### How to complete this task
Find how many lines below mention "data". Nothing but the number is needed.

### The input
****************************************
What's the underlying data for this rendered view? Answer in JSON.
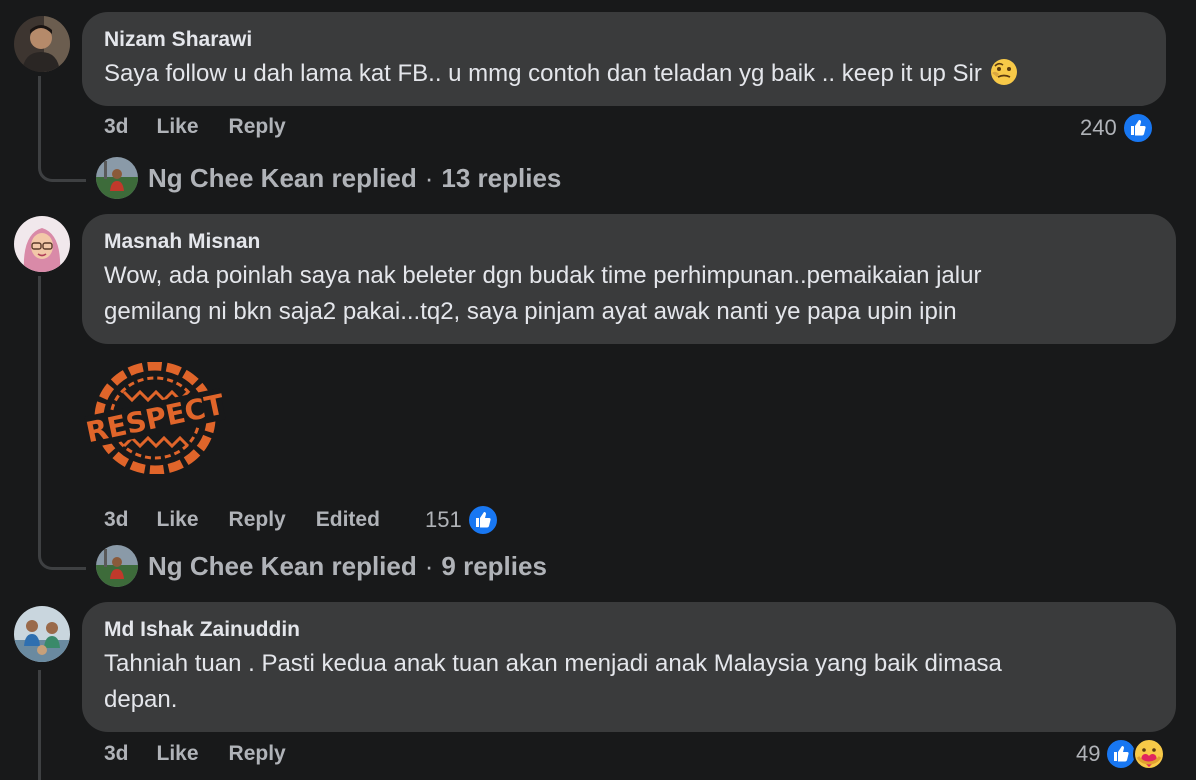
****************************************
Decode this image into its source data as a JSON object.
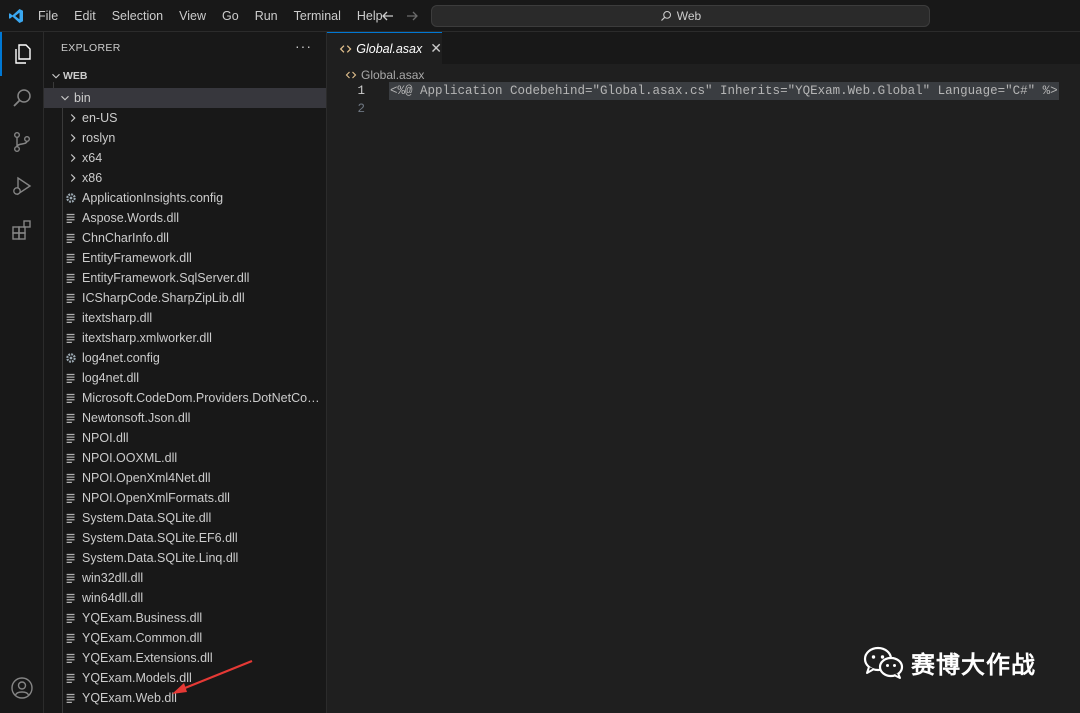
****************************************
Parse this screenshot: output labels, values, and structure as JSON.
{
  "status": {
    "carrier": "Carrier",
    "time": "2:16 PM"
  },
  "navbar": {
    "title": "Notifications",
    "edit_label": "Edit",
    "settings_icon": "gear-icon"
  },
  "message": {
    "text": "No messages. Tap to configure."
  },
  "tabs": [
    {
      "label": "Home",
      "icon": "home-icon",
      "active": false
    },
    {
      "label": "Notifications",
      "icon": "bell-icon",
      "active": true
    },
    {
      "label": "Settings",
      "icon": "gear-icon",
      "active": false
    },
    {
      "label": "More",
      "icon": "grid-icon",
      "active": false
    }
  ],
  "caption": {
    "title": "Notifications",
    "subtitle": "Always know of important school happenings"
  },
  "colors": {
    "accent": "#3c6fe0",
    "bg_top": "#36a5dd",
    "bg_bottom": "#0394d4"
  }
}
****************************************
### Response for this exercise
2